Another great method for sprouting is known as “the bag method” or sometimes the hemp bag method. Some people swear by the bag method, saying that it has better air circulation and drainage than other methods, which allows for high yields and better sprouts. Some debate exists about bag sprouting however; some have suggested mold is more common with the bag method. Since sprouting bags are very affordable and easy to transport, they are a great option.
There are several different types of sprouting trays available like the popular Sproutmaster and the Sprout Garden. A huge advantage of the tray system is you can grow a lot more sprouts and use less space. The only real drawback to using a tray sprouter is that they are slightly more expensive and slightly more difficult to use. For larger production a tray is a great option, if you don’t need a lot of sprouts one of the other methods would be preferable.
Make Your Own
A simple sprouter can be made easily with a mason jar and some cheesecloth. Simply attach the cheesecloth to the top of your mason jar with a rubber band and you’re done. Below are some great tutorials on other Do-It-Yourself sprouters.
How to Sprout
There are several different ways you can sprout but the basics apply to every method.
Soak Your Seeds – Soak your seeds in warm water (NOT hot water) for about 24 hours, smaller seeds can be soaked for 6-12 hours. Make sure that you use purified water, as contaminates from water can be absorbed into the seeds and in turn pass it on to you. Also many states use chlorine and fluoride in the public water, water with these chemicals should be avoided if possible.
Drain – The next day once your seeds have had time to absorb the much needed water you will need to drain the jar. Use your cheesecloth or covering here so that you can drain the water and keep all your seeds.
Store Away From Light – Set your jar or cloth away from light in a warm place. A popular option is to place the jar in a kitchen cabinet. For proper airflow and drainage you jar should be place angling down like pictured. Some people say to store your jar upside down but this is a mistake because you will be covering your lid, blocking airflow and reducing the space your seeds have to grow.

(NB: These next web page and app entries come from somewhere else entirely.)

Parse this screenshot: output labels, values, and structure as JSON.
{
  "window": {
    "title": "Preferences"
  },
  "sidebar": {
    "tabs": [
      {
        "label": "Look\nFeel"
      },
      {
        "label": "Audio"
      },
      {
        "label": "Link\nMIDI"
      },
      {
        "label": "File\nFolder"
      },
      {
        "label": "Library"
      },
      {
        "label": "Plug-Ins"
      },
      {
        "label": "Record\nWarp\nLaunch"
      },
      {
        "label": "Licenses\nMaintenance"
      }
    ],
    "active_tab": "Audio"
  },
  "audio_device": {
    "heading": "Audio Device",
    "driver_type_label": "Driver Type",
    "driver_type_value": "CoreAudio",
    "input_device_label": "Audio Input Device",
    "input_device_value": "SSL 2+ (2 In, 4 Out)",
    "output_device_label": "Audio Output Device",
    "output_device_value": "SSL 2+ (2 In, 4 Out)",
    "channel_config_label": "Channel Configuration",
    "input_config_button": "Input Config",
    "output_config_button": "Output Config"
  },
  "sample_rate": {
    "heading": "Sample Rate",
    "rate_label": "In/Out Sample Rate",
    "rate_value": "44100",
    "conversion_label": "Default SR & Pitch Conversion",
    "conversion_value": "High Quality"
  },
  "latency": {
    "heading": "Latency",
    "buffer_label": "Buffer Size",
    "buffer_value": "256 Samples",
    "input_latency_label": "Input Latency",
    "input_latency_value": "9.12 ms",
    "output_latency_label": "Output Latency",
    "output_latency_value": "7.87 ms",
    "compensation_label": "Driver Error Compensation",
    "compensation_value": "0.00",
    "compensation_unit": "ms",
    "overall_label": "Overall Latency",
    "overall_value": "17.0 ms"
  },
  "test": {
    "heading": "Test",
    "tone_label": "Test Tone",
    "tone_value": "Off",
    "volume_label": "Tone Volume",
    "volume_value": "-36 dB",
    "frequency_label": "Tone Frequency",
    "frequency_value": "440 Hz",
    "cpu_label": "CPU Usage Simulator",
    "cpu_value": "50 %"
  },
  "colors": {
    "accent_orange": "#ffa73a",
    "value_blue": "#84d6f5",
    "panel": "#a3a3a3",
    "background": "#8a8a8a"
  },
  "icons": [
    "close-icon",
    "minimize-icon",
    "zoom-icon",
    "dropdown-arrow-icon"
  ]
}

Rinse, Rinse, Rinse – Everyday you will need to rinse your seeds, drain them and put them back into the angled position. Rinsing your seeds 2-3 times a day is recommended for most types of seeds. By the 3-5 day your sprouts should be ready for the next step.
Put out in the sun – The final step to your sprouts is exposing them to sun, this will allow them to absorb chlorophyll which will add the green color to your sprouts as well as help your sprouts develop nutrients. Most seeds only require a few hours of sun exposure, but it will vary depending on what seed you are using.
Harvest and Enjoy – A common question is how do I know when my sprouts are done? Some of it is guesswork, but with seeds you will see green leaves and with beans, nuts and grains you will see white chutes. Basically they should look like the photos below. This site has great info on when to harvest different seed types
If you see mold on your sprouts, or notice any other odd things DO NOT eat them. If you do have mold on your sprouts here are a few things you might consider doing differently next time to prevent it.
- -Improve air circulation. Although cabinets work most of the time, sometimes you will not have enough fresh air flowing to your seeds. If this is the case try some other dark location, or add a small fan to improve circulation.
- -Make sure your seeds are properly drained. Poor drainage is a leading cause of mold, that’s why we angle our jars.
- -Clean your sprouter and any equipment used in the process (including your hands)
- -Try using colder water during rinses and consider adding an additional rinse per day
- -Consider switching to a different sprouter
Great Sprouting Sites: